Runners are always looking for different ways to improve their performance and reduce injury chances. Strengthening your glutes and creating a better runner’s butt is often an overlooked method of improvement. Incorporate 1 or all 4 of these exercises into your routine. It won’t take long before you begin to see and feel a difference. When you’re ready to jump to the next level, add these booty band workouts to keep strengthening your glutes.

Switch things up and see improvement when you vary your running routine

Everything can feel out of balance when you initially vary your running routine. Have you added new workouts? Are you getting up earlier than normal? Is your distance progressively increasing? Will you accrue some of your miles on a trail? All of these changes can impact your schedule and how your body feels after. This is much better than running the same route and distance every time. You’ll eventually adjust to your new routine and begin to see improvements! However you vary your running routine, don’t skip the warm-up.

How can you vary your running routine?

Switch up your running routine to see improvements.

There are many ways to add some spice and excitement to your routine. Below are 5 different ways you can change things up. You can mix and match several of them to work in concert with one another. Make sure you’re adjusting your routine to fit your schedule and your goals.

  1. Frequency

Increase or decrease in the number of days you run. This will fluctuate depending on your goals, the number of rest days, and how often you cross-train (workout, swim, yoga, cycle, etc.). 

  1. Intensity

Adjust your intensity to coincide with the distance of your run.

Use your heart rate to change this variable. If you prefer to run for long distances at a steady pace, consider adding a workout with shorter distances with more intense efforts. If you normally run just a few miles at a fast pace, you’ll need to dial your effort back if you begin to increase your mileage. Do you want to take your kids with you on your run? Learn how to run with a stroller and know that you’ll have to adjust the intensity of your run.

  1. Length

This is dependent on your goals and the training plan you’re following.
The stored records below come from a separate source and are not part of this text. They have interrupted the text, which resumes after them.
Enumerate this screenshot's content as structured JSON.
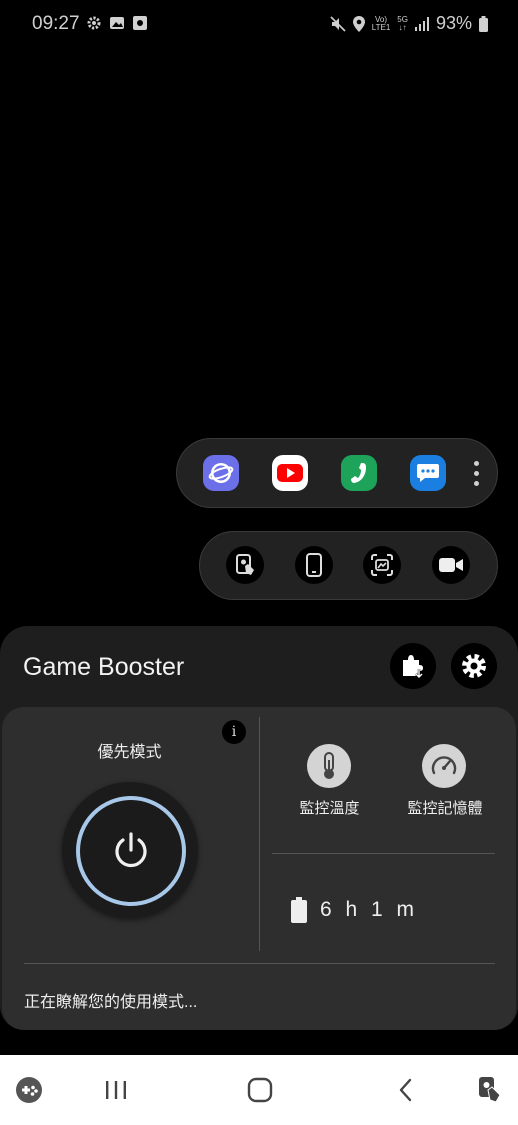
{
  "status_bar": {
    "time": "09:27",
    "battery_percent": "93%",
    "volte_top": "Vo)",
    "volte_bottom": "LTE1",
    "network_top": "5G",
    "network_bottom": "↓↑"
  },
  "floating_apps": [
    {
      "name": "Samsung Internet",
      "icon": "internet-icon",
      "color": "#6b6fe8"
    },
    {
      "name": "YouTube",
      "icon": "youtube-icon",
      "color": "#ffffff"
    },
    {
      "name": "Phone",
      "icon": "phone-icon",
      "color": "#1ea35a"
    },
    {
      "name": "Messages",
      "icon": "messages-icon",
      "color": "#1a7fe0"
    }
  ],
  "tools": [
    "touch-lock-icon",
    "screen-orientation-icon",
    "screenshot-icon",
    "record-icon"
  ],
  "game_booster": {
    "title": "Game Booster",
    "priority_mode_label": "優先模式",
    "info_glyph": "i",
    "monitor_temperature_label": "監控溫度",
    "monitor_memory_label": "監控記憶體",
    "battery_time": "6 h 1 m",
    "learning_text": "正在瞭解您的使用模式..."
  },
  "colors": {
    "accent_ring": "#a8c8ea",
    "panel": "#1e1e1e",
    "card": "#2e2e2e"
  }
}
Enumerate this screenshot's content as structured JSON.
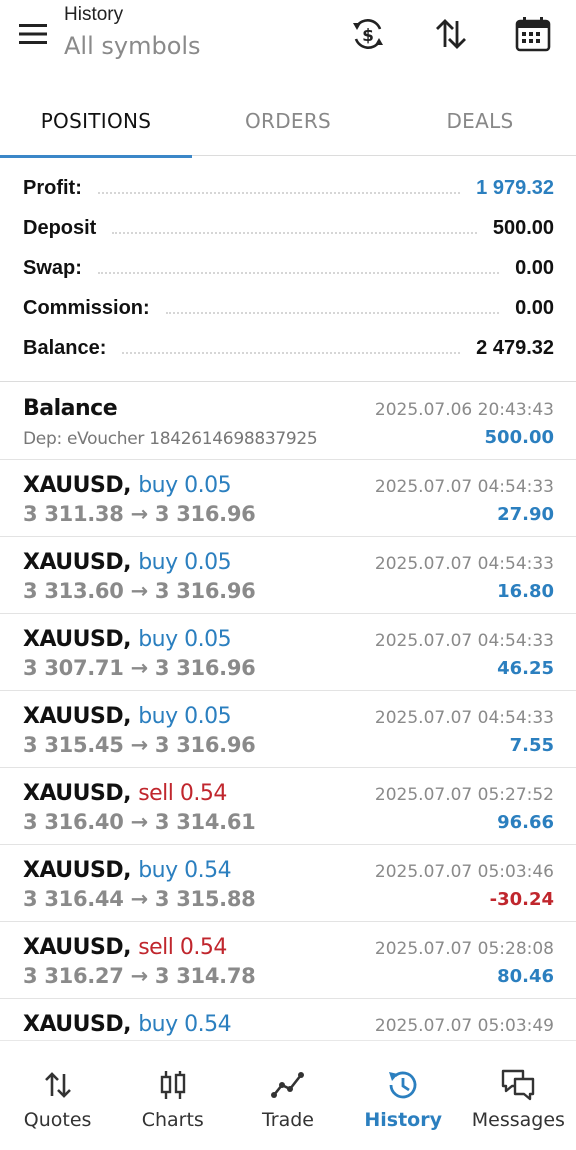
{
  "header": {
    "title": "History",
    "subtitle": "All symbols"
  },
  "tabs": [
    {
      "label": "POSITIONS",
      "active": true
    },
    {
      "label": "ORDERS",
      "active": false
    },
    {
      "label": "DEALS",
      "active": false
    }
  ],
  "summary": [
    {
      "label": "Profit:",
      "value": "1 979.32",
      "highlight": true
    },
    {
      "label": "Deposit",
      "value": "500.00",
      "highlight": false
    },
    {
      "label": "Swap:",
      "value": "0.00",
      "highlight": false
    },
    {
      "label": "Commission:",
      "value": "0.00",
      "highlight": false
    },
    {
      "label": "Balance:",
      "value": "2 479.32",
      "highlight": false
    }
  ],
  "balance_entry": {
    "title": "Balance",
    "comment": "Dep: eVoucher 1842614698837925",
    "time": "2025.07.06 20:43:43",
    "amount": "500.00"
  },
  "deals": [
    {
      "symbol": "XAUUSD,",
      "dir": "buy 0.05",
      "side": "buy",
      "prices": "3 311.38 → 3 316.96",
      "time": "2025.07.07 04:54:33",
      "profit": "27.90",
      "negative": false
    },
    {
      "symbol": "XAUUSD,",
      "dir": "buy 0.05",
      "side": "buy",
      "prices": "3 313.60 → 3 316.96",
      "time": "2025.07.07 04:54:33",
      "profit": "16.80",
      "negative": false
    },
    {
      "symbol": "XAUUSD,",
      "dir": "buy 0.05",
      "side": "buy",
      "prices": "3 307.71 → 3 316.96",
      "time": "2025.07.07 04:54:33",
      "profit": "46.25",
      "negative": false
    },
    {
      "symbol": "XAUUSD,",
      "dir": "buy 0.05",
      "side": "buy",
      "prices": "3 315.45 → 3 316.96",
      "time": "2025.07.07 04:54:33",
      "profit": "7.55",
      "negative": false
    },
    {
      "symbol": "XAUUSD,",
      "dir": "sell 0.54",
      "side": "sell",
      "prices": "3 316.40 → 3 314.61",
      "time": "2025.07.07 05:27:52",
      "profit": "96.66",
      "negative": false
    },
    {
      "symbol": "XAUUSD,",
      "dir": "buy 0.54",
      "side": "buy",
      "prices": "3 316.44 → 3 315.88",
      "time": "2025.07.07 05:03:46",
      "profit": "-30.24",
      "negative": true
    },
    {
      "symbol": "XAUUSD,",
      "dir": "sell 0.54",
      "side": "sell",
      "prices": "3 316.27 → 3 314.78",
      "time": "2025.07.07 05:28:08",
      "profit": "80.46",
      "negative": false
    },
    {
      "symbol": "XAUUSD,",
      "dir": "buy 0.54",
      "side": "buy",
      "prices": "",
      "time": "2025.07.07 05:03:49",
      "profit": "",
      "negative": false
    }
  ],
  "nav": [
    {
      "label": "Quotes",
      "icon": "quotes-icon",
      "active": false
    },
    {
      "label": "Charts",
      "icon": "charts-icon",
      "active": false
    },
    {
      "label": "Trade",
      "icon": "trade-icon",
      "active": false
    },
    {
      "label": "History",
      "icon": "history-icon",
      "active": true
    },
    {
      "label": "Messages",
      "icon": "messages-icon",
      "active": false
    }
  ],
  "colors": {
    "accent": "#2b7fbf",
    "negative": "#c0262d",
    "muted": "#8a8a8a"
  }
}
If you’re running to stay healthy, perhaps you stay in the 10-20-mile range every week, but you adjust the intensity and change your routes. If you’re training for a half marathon, then you’ll need to increase your weekly mileage as you get closer to race day. Pro tip: as you’re increasing your mileage, this advice can help you prevent and cure shin splints.
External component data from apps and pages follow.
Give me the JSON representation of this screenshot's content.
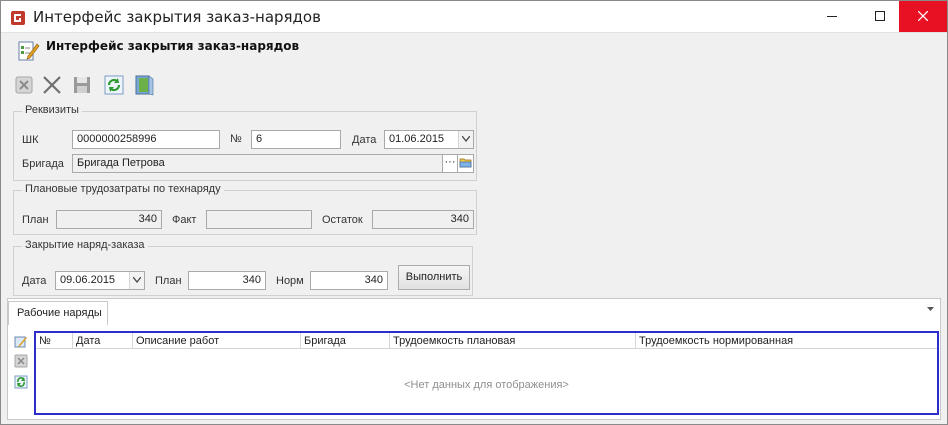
{
  "window": {
    "title": "Интерфейс закрытия заказ-нарядов",
    "accent_close": "#e81123"
  },
  "header": {
    "title": "Интерфейс закрытия заказ-нарядов",
    "icon": "edit-document-icon"
  },
  "toolbar": {
    "items": [
      {
        "name": "cancel-icon"
      },
      {
        "name": "delete-icon"
      },
      {
        "name": "save-icon"
      },
      {
        "name": "refresh-icon"
      },
      {
        "name": "exit-icon"
      }
    ]
  },
  "requisites": {
    "title": "Реквизиты",
    "shk_label": "ШК",
    "shk_value": "0000000258996",
    "number_label": "№",
    "number_value": "6",
    "date_label": "Дата",
    "date_value": "01.06.2015",
    "brigade_label": "Бригада",
    "brigade_value": "Бригада Петрова",
    "ellipsis": "···"
  },
  "planned": {
    "title": "Плановые трудозатраты по технаряду",
    "plan_label": "План",
    "plan_value": "340",
    "fact_label": "Факт",
    "fact_value": "",
    "rest_label": "Остаток",
    "rest_value": "340"
  },
  "closing": {
    "title": "Закрытие наряд-заказа",
    "date_label": "Дата",
    "date_value": "09.06.2015",
    "plan_label": "План",
    "plan_value": "340",
    "norm_label": "Норм",
    "norm_value": "340",
    "execute_label": "Выполнить"
  },
  "tabs": {
    "active": "Рабочие наряды"
  },
  "grid": {
    "columns": [
      "№",
      "Дата",
      "Описание работ",
      "Бригада",
      "Трудоемкость плановая",
      "Трудоемкость нормированная"
    ],
    "empty_text": "<Нет данных для отображения>"
  }
}
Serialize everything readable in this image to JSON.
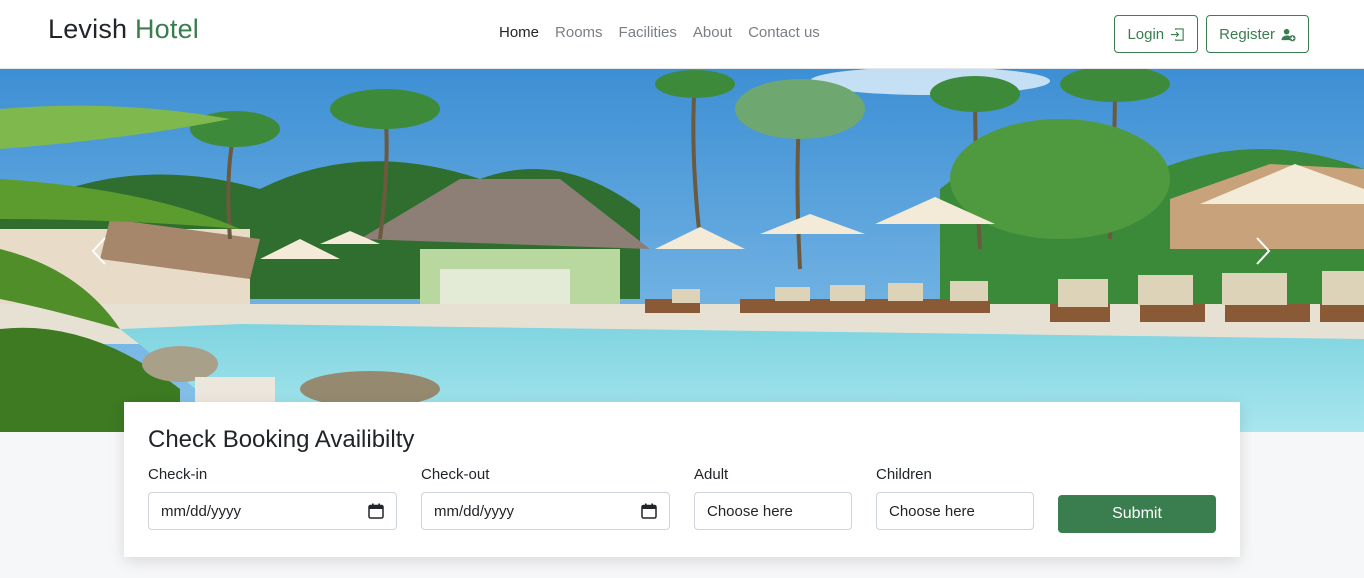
{
  "brand": {
    "part1": "Levish",
    "part2": "Hotel",
    "accent_color": "#3a7d4f"
  },
  "nav": {
    "items": [
      {
        "label": "Home",
        "active": true
      },
      {
        "label": "Rooms",
        "active": false
      },
      {
        "label": "Facilities",
        "active": false
      },
      {
        "label": "About",
        "active": false
      },
      {
        "label": "Contact us",
        "active": false
      }
    ]
  },
  "auth": {
    "login_label": "Login",
    "login_icon": "box-arrow-in-right-icon",
    "register_label": "Register",
    "register_icon": "person-plus-icon"
  },
  "hero": {
    "image": "resort-pool-with-palm-trees",
    "prev_icon": "chevron-left-icon",
    "next_icon": "chevron-right-icon"
  },
  "booking": {
    "title": "Check Booking Availibilty",
    "checkin": {
      "label": "Check-in",
      "value": "mm/dd/yyyy",
      "icon": "calendar-icon"
    },
    "checkout": {
      "label": "Check-out",
      "value": "mm/dd/yyyy",
      "icon": "calendar-icon"
    },
    "adult": {
      "label": "Adult",
      "value": "Choose here"
    },
    "children": {
      "label": "Children",
      "value": "Choose here"
    },
    "submit_label": "Submit"
  }
}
  1. Type

Include staircase runs and hill repeats to get stronger.

You can adjust how you run based on your smaller weekly goals that lead to your larger goal. If you want to get faster, include track workouts or interval training. Include hill repeats or staircase runs to strengthen your lower body and improve your breathing ability. These 7 different types of runs will help you switch things up.

  1. Location

Don’t just run the same one or two routes all the time. Switch it up! If you run the same thing all the time, your body will become accustomed to that route. Whether you add hills to your route or take it to the trails, you’ll become stronger when you change your route. Add some track workouts to increase your speed.

How often should you vary your running routine?

The answer to this question depends on what you want from running. If you’re after general fitness, then consider changing it up every 4 to 6 weeks. If you’re planning to run a half marathon, then you’ll want to vary your running routine for the 3 to 4 months you’re training. Even small, weekly changes help because you’re giving your body a new set of challenges. They’ll help you reach your ultimate goal.

Whatever your goals are, you can become a better runner when you vary your running routine. Remember to change things up based on how they help you reach your goals. There might be some growing pains and slight changes to your schedule, but you’ll eventually settle in! Don’t forget to adjust your nutrition too. These 4 taco recipes are delicious and a great place to start!